╔══

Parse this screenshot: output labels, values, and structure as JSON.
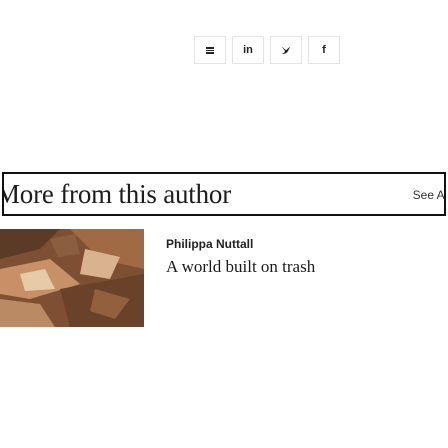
{
  "share": {
    "buttons": [
      {
        "name": "menu",
        "label": ""
      },
      {
        "name": "linkedin",
        "label": "in"
      },
      {
        "name": "twitter",
        "label": "▾"
      },
      {
        "name": "facebook",
        "label": "f"
      }
    ]
  },
  "author_section": {
    "title": "More from this author",
    "see_all": "See All"
  },
  "articles": [
    {
      "author": "Philippa Nuttall",
      "title": "A world built on trash"
    }
  ]
}
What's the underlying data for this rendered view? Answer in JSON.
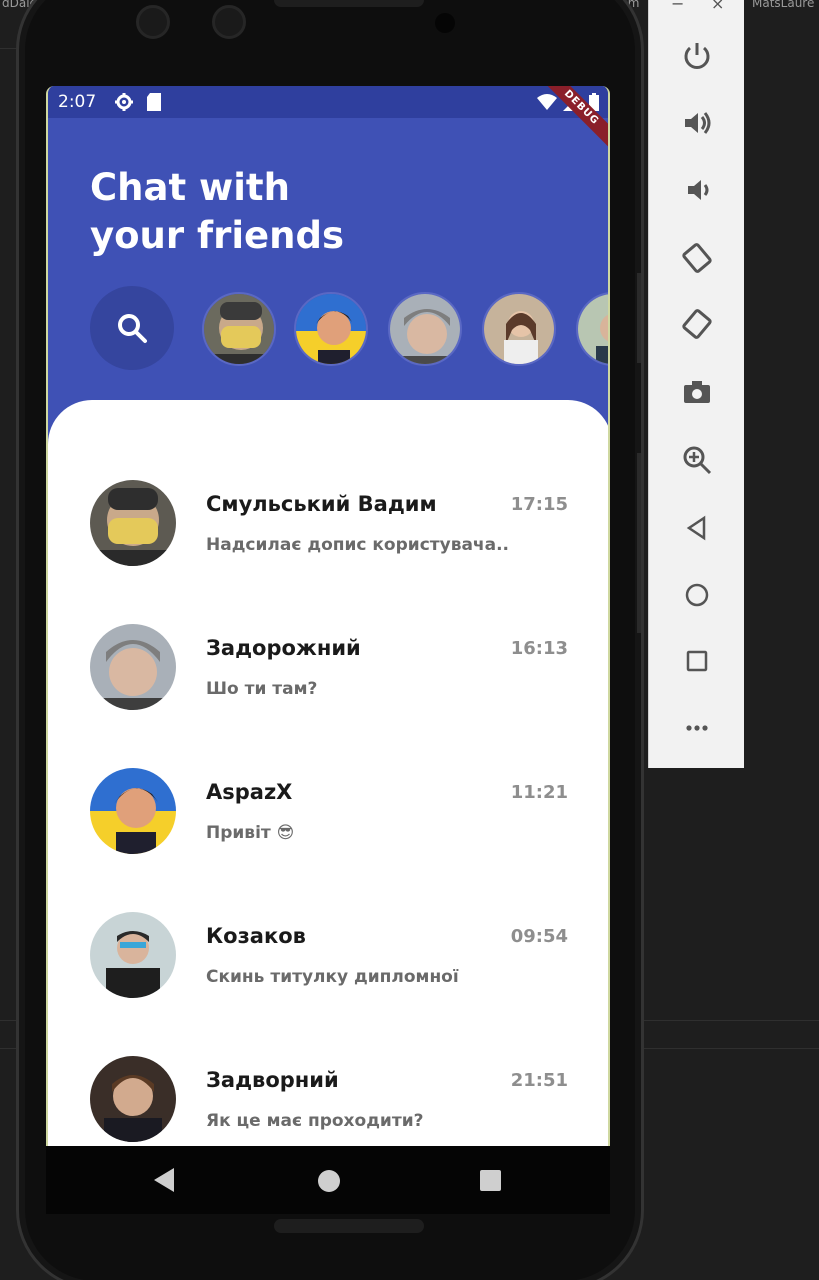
{
  "ide": {
    "top_left_text": "dDaie",
    "top_mid_text": "Com",
    "top_right_text": "MatsLaure"
  },
  "statusbar": {
    "time": "2:07",
    "debug_label": "DEBUG"
  },
  "header": {
    "title": "Chat with your friends"
  },
  "stories": {
    "search_icon": "search-icon",
    "count_visible": 5
  },
  "chats": [
    {
      "name": "Смульський Вадим",
      "time": "17:15",
      "message": "Надсилає допис користувача.."
    },
    {
      "name": "Задорожний",
      "time": "16:13",
      "message": "Шо ти там?"
    },
    {
      "name": "AspazX",
      "time": "11:21",
      "message": "Привіт 😎"
    },
    {
      "name": "Козаков",
      "time": "09:54",
      "message": "Скинь титулку дипломної"
    },
    {
      "name": "Задворний",
      "time": "21:51",
      "message": "Як це має проходити?"
    }
  ],
  "navbar": {
    "back_icon": "back-icon",
    "home_icon": "home-icon",
    "recents_icon": "recents-icon"
  },
  "emulator_toolbar": {
    "minimize": "−",
    "close": "×",
    "buttons": [
      "power-icon",
      "volume-up-icon",
      "volume-down-icon",
      "rotate-left-icon",
      "rotate-right-icon",
      "camera-icon",
      "zoom-icon",
      "back-icon",
      "home-icon",
      "overview-icon",
      "more-icon"
    ]
  },
  "colors": {
    "header_blue": "#3f51b5",
    "status_blue": "#2f3f9e",
    "panel_white": "#ffffff"
  }
}
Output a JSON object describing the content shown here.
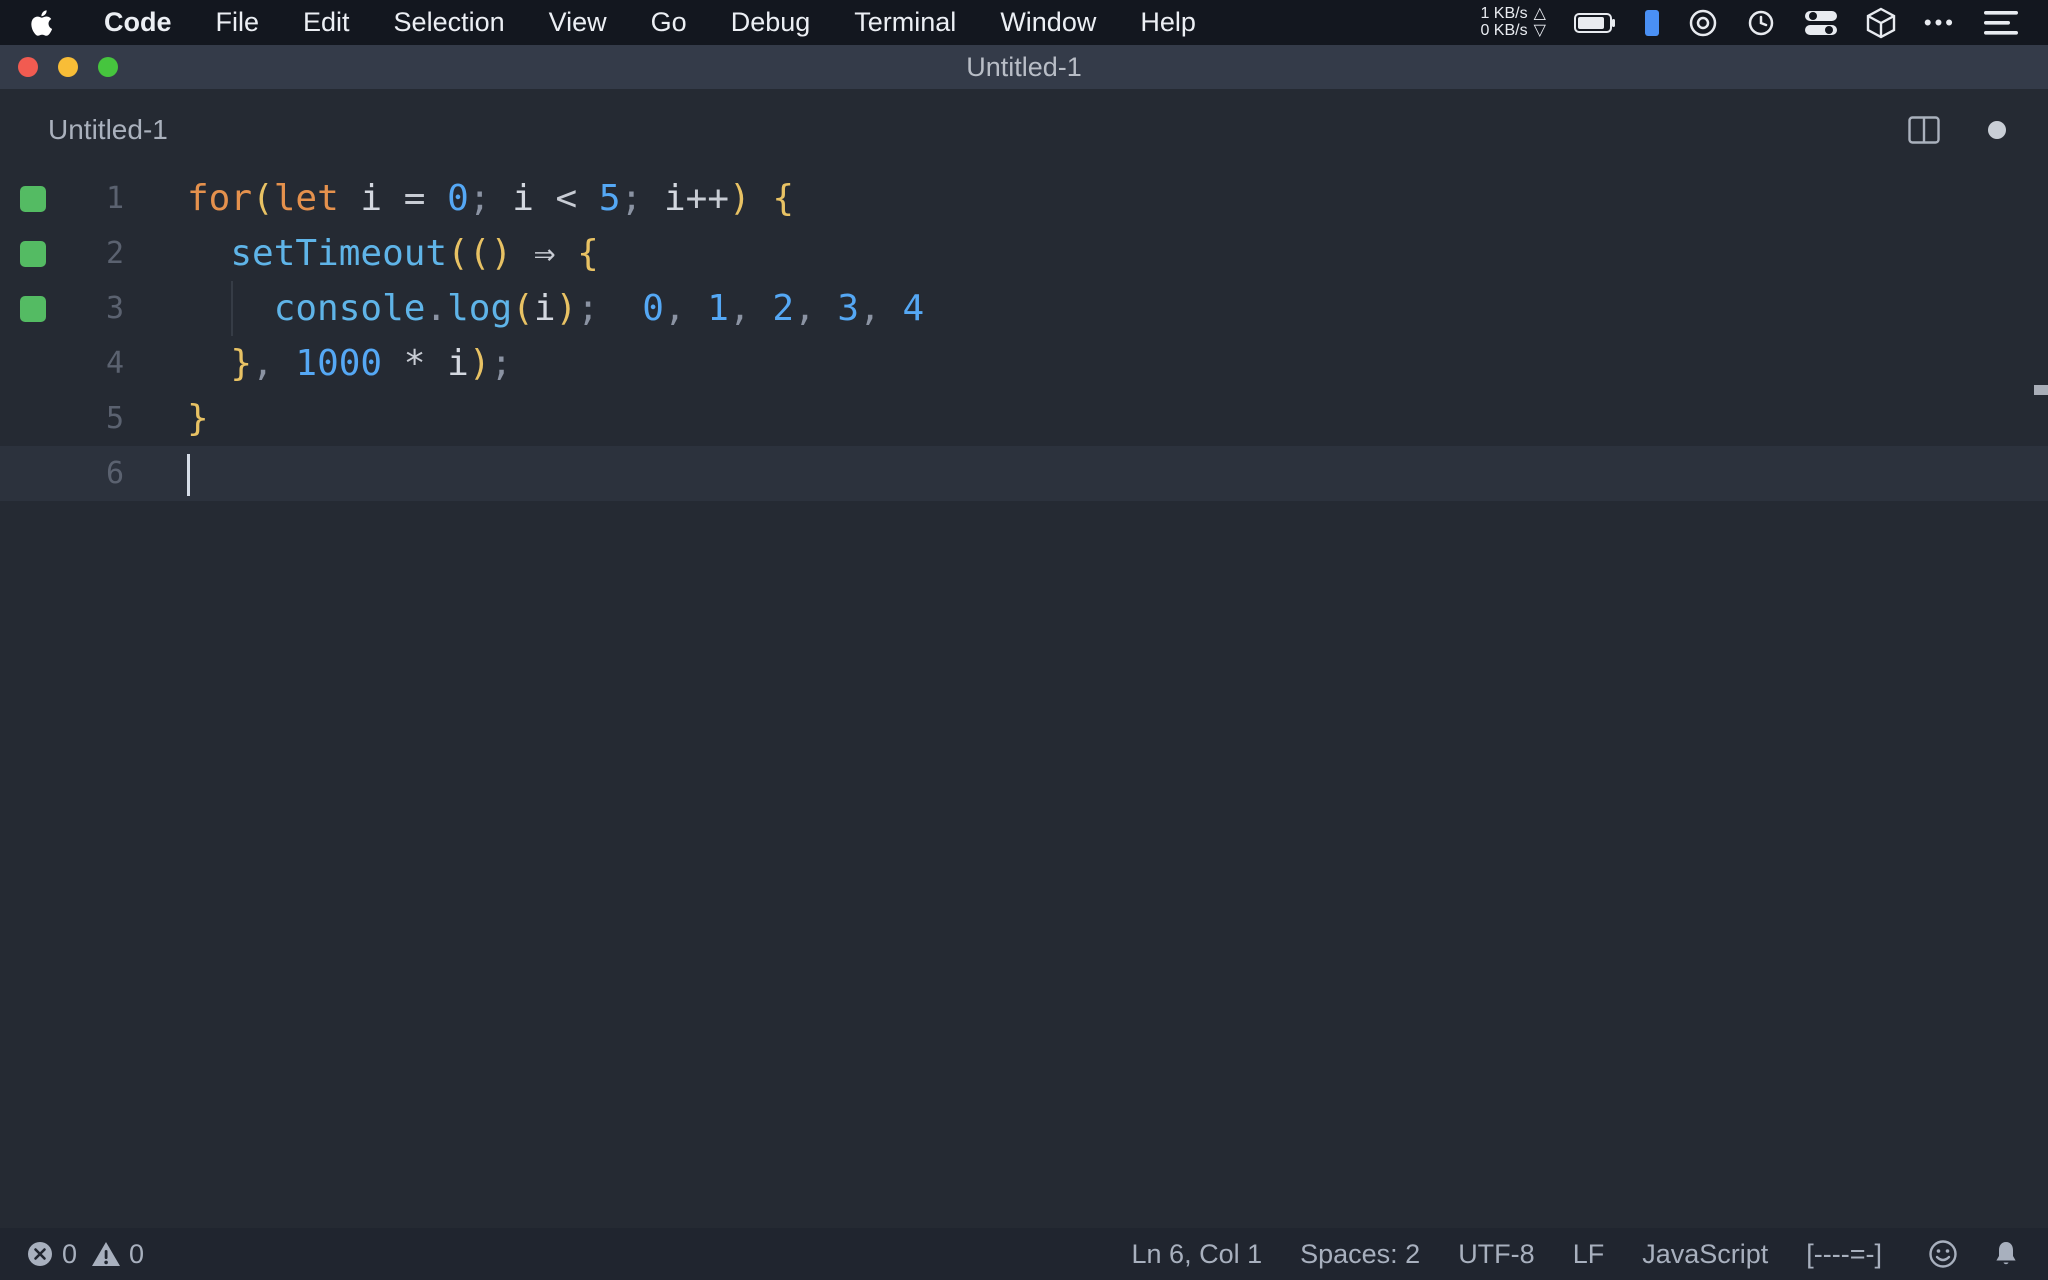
{
  "menubar": {
    "items": [
      "Code",
      "File",
      "Edit",
      "Selection",
      "View",
      "Go",
      "Debug",
      "Terminal",
      "Window",
      "Help"
    ],
    "net_up": "1 KB/s",
    "net_down": "0 KB/s",
    "up_arrow": "△",
    "down_arrow": "▽",
    "ellipsis": "•••"
  },
  "titlebar": {
    "title": "Untitled-1"
  },
  "tabbar": {
    "filename": "Untitled-1"
  },
  "editor": {
    "language_hint": "javascript",
    "lines": [
      {
        "num": "1",
        "marker": true,
        "tokens": [
          [
            "kw",
            "for"
          ],
          [
            "br",
            "("
          ],
          [
            "kw",
            "let"
          ],
          [
            "pl",
            " i "
          ],
          [
            "op",
            "= "
          ],
          [
            "num",
            "0"
          ],
          [
            "pu",
            "; "
          ],
          [
            "pl",
            "i "
          ],
          [
            "op",
            "< "
          ],
          [
            "num",
            "5"
          ],
          [
            "pu",
            "; "
          ],
          [
            "pl",
            "i"
          ],
          [
            "op",
            "++"
          ],
          [
            "br",
            ") "
          ],
          [
            "br",
            "{"
          ]
        ]
      },
      {
        "num": "2",
        "marker": true,
        "tokens": [
          [
            "pl",
            "  "
          ],
          [
            "fn",
            "setTimeout"
          ],
          [
            "br",
            "(() "
          ],
          [
            "op",
            "⇒ "
          ],
          [
            "br",
            "{"
          ]
        ]
      },
      {
        "num": "3",
        "marker": true,
        "guide": true,
        "tokens": [
          [
            "pl",
            "    "
          ],
          [
            "fn",
            "console"
          ],
          [
            "pu",
            "."
          ],
          [
            "fn",
            "log"
          ],
          [
            "br",
            "("
          ],
          [
            "pl",
            "i"
          ],
          [
            "br",
            ")"
          ],
          [
            "pu",
            ";"
          ],
          [
            "pl",
            "  "
          ],
          [
            "num",
            "0"
          ],
          [
            "pu",
            ", "
          ],
          [
            "num",
            "1"
          ],
          [
            "pu",
            ", "
          ],
          [
            "num",
            "2"
          ],
          [
            "pu",
            ", "
          ],
          [
            "num",
            "3"
          ],
          [
            "pu",
            ", "
          ],
          [
            "num",
            "4"
          ]
        ]
      },
      {
        "num": "4",
        "tokens": [
          [
            "pl",
            "  "
          ],
          [
            "br",
            "}"
          ],
          [
            "pu",
            ", "
          ],
          [
            "num",
            "1000"
          ],
          [
            "op",
            " * "
          ],
          [
            "pl",
            "i"
          ],
          [
            "br",
            ")"
          ],
          [
            "pu",
            ";"
          ]
        ]
      },
      {
        "num": "5",
        "tokens": [
          [
            "br",
            "}"
          ]
        ]
      },
      {
        "num": "6",
        "current": true,
        "cursor": true,
        "tokens": []
      }
    ]
  },
  "statusbar": {
    "errors": "0",
    "warnings": "0",
    "items": [
      "Ln 6, Col 1",
      "Spaces: 2",
      "UTF-8",
      "LF",
      "JavaScript",
      "[----=-]"
    ]
  },
  "colors": {
    "keyword": "#e5914d",
    "number": "#55a8f5",
    "function": "#5fb4e8",
    "brace": "#e8c264",
    "gutter_marker": "#54bb63",
    "editor_bg": "#252a33",
    "menubar_bg": "#13171f",
    "titlebar_bg": "#343b49",
    "statusbar_bg": "#20252f",
    "traffic_red": "#f15b51",
    "traffic_yellow": "#f8bd37",
    "traffic_green": "#46c53e"
  }
}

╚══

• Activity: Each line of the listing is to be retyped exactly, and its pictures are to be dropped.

• Written response:
Parse this screenshot: output labels, values, and structure as JSON.
{
  "share": {
    "buttons": [
      {
        "name": "menu",
        "label": ""
      },
      {
        "name": "linkedin",
        "label": "in"
      },
      {
        "name": "twitter",
        "label": "▾"
      },
      {
        "name": "facebook",
        "label": "f"
      }
    ]
  },
  "author_section": {
    "title": "More from this author",
    "see_all": "See All"
  },
  "articles": [
    {
      "author": "Philippa Nuttall",
      "title": "A world built on trash"
    }
  ]
}
What's the underlying data for this rendered view? Answer in JSON.
{
  "ide": {
    "top_left_text": "dDaie",
    "top_mid_text": "Com",
    "top_right_text": "MatsLaure"
  },
  "statusbar": {
    "time": "2:07",
    "debug_label": "DEBUG"
  },
  "header": {
    "title": "Chat with your friends"
  },
  "stories": {
    "search_icon": "search-icon",
    "count_visible": 5
  },
  "chats": [
    {
      "name": "Смульський Вадим",
      "time": "17:15",
      "message": "Надсилає допис користувача.."
    },
    {
      "name": "Задорожний",
      "time": "16:13",
      "message": "Шо ти там?"
    },
    {
      "name": "AspazX",
      "time": "11:21",
      "message": "Привіт 😎"
    },
    {
      "name": "Козаков",
      "time": "09:54",
      "message": "Скинь титулку дипломної"
    },
    {
      "name": "Задворний",
      "time": "21:51",
      "message": "Як це має проходити?"
    }
  ],
  "navbar": {
    "back_icon": "back-icon",
    "home_icon": "home-icon",
    "recents_icon": "recents-icon"
  },
  "emulator_toolbar": {
    "minimize": "−",
    "close": "×",
    "buttons": [
      "power-icon",
      "volume-up-icon",
      "volume-down-icon",
      "rotate-left-icon",
      "rotate-right-icon",
      "camera-icon",
      "zoom-icon",
      "back-icon",
      "home-icon",
      "overview-icon",
      "more-icon"
    ]
  },
  "colors": {
    "header_blue": "#3f51b5",
    "status_blue": "#2f3f9e",
    "panel_white": "#ffffff"
  }
}
Output a JSON object describing the content shown here.
{
  "menubar": {
    "items": [
      "Code",
      "File",
      "Edit",
      "Selection",
      "View",
      "Go",
      "Debug",
      "Terminal",
      "Window",
      "Help"
    ],
    "net_up": "1 KB/s",
    "net_down": "0 KB/s",
    "up_arrow": "△",
    "down_arrow": "▽",
    "ellipsis": "•••"
  },
  "titlebar": {
    "title": "Untitled-1"
  },
  "tabbar": {
    "filename": "Untitled-1"
  },
  "editor": {
    "language_hint": "javascript",
    "lines": [
      {
        "num": "1",
        "marker": true,
        "tokens": [
          [
            "kw",
            "for"
          ],
          [
            "br",
            "("
          ],
          [
            "kw",
            "let"
          ],
          [
            "pl",
            " i "
          ],
          [
            "op",
            "= "
          ],
          [
            "num",
            "0"
          ],
          [
            "pu",
            "; "
          ],
          [
            "pl",
            "i "
          ],
          [
            "op",
            "< "
          ],
          [
            "num",
            "5"
          ],
          [
            "pu",
            "; "
          ],
          [
            "pl",
            "i"
          ],
          [
            "op",
            "++"
          ],
          [
            "br",
            ") "
          ],
          [
            "br",
            "{"
          ]
        ]
      },
      {
        "num": "2",
        "marker": true,
        "tokens": [
          [
            "pl",
            "  "
          ],
          [
            "fn",
            "setTimeout"
          ],
          [
            "br",
            "(() "
          ],
          [
            "op",
            "⇒ "
          ],
          [
            "br",
            "{"
          ]
        ]
      },
      {
        "num": "3",
        "marker": true,
        "guide": true,
        "tokens": [
          [
            "pl",
            "    "
          ],
          [
            "fn",
            "console"
          ],
          [
            "pu",
            "."
          ],
          [
            "fn",
            "log"
          ],
          [
            "br",
            "("
          ],
          [
            "pl",
            "i"
          ],
          [
            "br",
            ")"
          ],
          [
            "pu",
            ";"
          ],
          [
            "pl",
            "  "
          ],
          [
            "num",
            "0"
          ],
          [
            "pu",
            ", "
          ],
          [
            "num",
            "1"
          ],
          [
            "pu",
            ", "
          ],
          [
            "num",
            "2"
          ],
          [
            "pu",
            ", "
          ],
          [
            "num",
            "3"
          ],
          [
            "pu",
            ", "
          ],
          [
            "num",
            "4"
          ]
        ]
      },
      {
        "num": "4",
        "tokens": [
          [
            "pl",
            "  "
          ],
          [
            "br",
            "}"
          ],
          [
            "pu",
            ", "
          ],
          [
            "num",
            "1000"
          ],
          [
            "op",
            " * "
          ],
          [
            "pl",
            "i"
          ],
          [
            "br",
            ")"
          ],
          [
            "pu",
            ";"
          ]
        ]
      },
      {
        "num": "5",
        "tokens": [
          [
            "br",
            "}"
          ]
        ]
      },
      {
        "num": "6",
        "current": true,
        "cursor": true,
        "tokens": []
      }
    ]
  },
  "statusbar": {
    "errors": "0",
    "warnings": "0",
    "items": [
      "Ln 6, Col 1",
      "Spaces: 2",
      "UTF-8",
      "LF",
      "JavaScript",
      "[----=-]"
    ]
  },
  "colors": {
    "keyword": "#e5914d",
    "number": "#55a8f5",
    "function": "#5fb4e8",
    "brace": "#e8c264",
    "gutter_marker": "#54bb63",
    "editor_bg": "#252a33",
    "menubar_bg": "#13171f",
    "titlebar_bg": "#343b49",
    "statusbar_bg": "#20252f",
    "traffic_red": "#f15b51",
    "traffic_yellow": "#f8bd37",
    "traffic_green": "#46c53e"
  }
}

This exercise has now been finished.